“I try to break the stereotype, to say no, fencing is a great sport, fencing is a very safe sport,” he said.
That is just one reason why Stepien – a former Olympic fencer for Poland and assistant fencing coach for the University of Notre Dame – asked to be an instructor for fencing classes at the Orland Park Cultural Center, 14760 Park Lane.
“I didn’t find him. He found me,” said Stephanie Simpson, program supervisor for the Orland Park Recreation Department. “When he approached me on it I said 'Oh my gosh, yes, we’ve got to get this going again.'”
Simpson said the department last held fencing classes about a year and a half ago, with an instructor from Naperville.
“It seemed to go over really well, and then slowly it started to fizzle out a little bit,” she said. “I thought it might be a good time to try it again.”
Classes will be held every Monday and Wednesday in monthly increments. The first session begins September 5 and runs through October 1. Class times are 4:30 to 5:30 p.m. for ages 6 to 10; 5:40 to 6:40 p.m. for ages 11 to 14; and 6:45 to 8:15 p.m. for high school age and older. All equipment is provided.
Additional classes will take place from October 3 to October 29, from November 5 to November 28 and from December 3 to December 19.
Simpson was excited to learn that Stepien lives in Orland Park because he won't have to travel far to teach and he has been locally promoting the classes on his own.
“I think he’s going to be a great addition and just be a great source of knowledge about fencing,” she said. “If the kids are interested and want to move on and do more than just recreational, he will know the steps for them to take.”
There are three different types of weapons that can be used in fencing – a foil, a sabre or an épée – and each one is used to target a different area of the body. Unlike swords used when the sport was first created, the modern weapons typically have blunt tips.
Stepien said he especially hopes to get elementary students interested in the sport.
“It’s very important to start fencing young,” he said, adding that ages 7 or 8 is a perfect time for a child to start because they are still developing coordination.
Stepien said one reason parents should consider enrolling their children in the classes is the fact that students can grow without investing an immense amount of time into the sport.
“You don’t have to spend much time practicing,” he said, adding that Olympic fencers might practice 2 to 3 hours a day whereas Olympians in other sports spend the whole day practicing.
Plus, he said, if kids stick with fencing and continue to excel at it they have a good chance of receiving scholarships at prestigious colleges where the sport is played.
Stepien hopes those facts, among others, will encourage people in the south suburbs to give his favorite sport a try.

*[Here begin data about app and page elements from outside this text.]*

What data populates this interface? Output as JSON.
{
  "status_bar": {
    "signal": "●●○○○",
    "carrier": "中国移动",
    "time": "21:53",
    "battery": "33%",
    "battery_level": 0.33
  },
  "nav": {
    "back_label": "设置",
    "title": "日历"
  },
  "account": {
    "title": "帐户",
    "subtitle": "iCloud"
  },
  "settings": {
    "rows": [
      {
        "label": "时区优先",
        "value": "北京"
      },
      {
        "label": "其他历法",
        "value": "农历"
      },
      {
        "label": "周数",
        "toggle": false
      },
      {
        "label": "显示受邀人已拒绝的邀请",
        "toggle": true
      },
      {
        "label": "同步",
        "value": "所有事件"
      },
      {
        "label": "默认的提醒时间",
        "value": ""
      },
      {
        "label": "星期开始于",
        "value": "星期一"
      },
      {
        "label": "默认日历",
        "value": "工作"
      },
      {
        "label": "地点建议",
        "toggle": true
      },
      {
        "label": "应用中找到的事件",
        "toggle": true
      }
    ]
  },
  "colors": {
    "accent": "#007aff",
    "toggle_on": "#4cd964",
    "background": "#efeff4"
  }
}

“I would like to run this program for a long time,” he said. “I am so confident if I have a kid 6, 7-years-old (now) and I stick with them for 10, 20 years, I see these kids competing in world championships, Olympic Games and doing amazing stuff for our country.”
For information on how to register for classes visit the village website or call (708) 403-7275.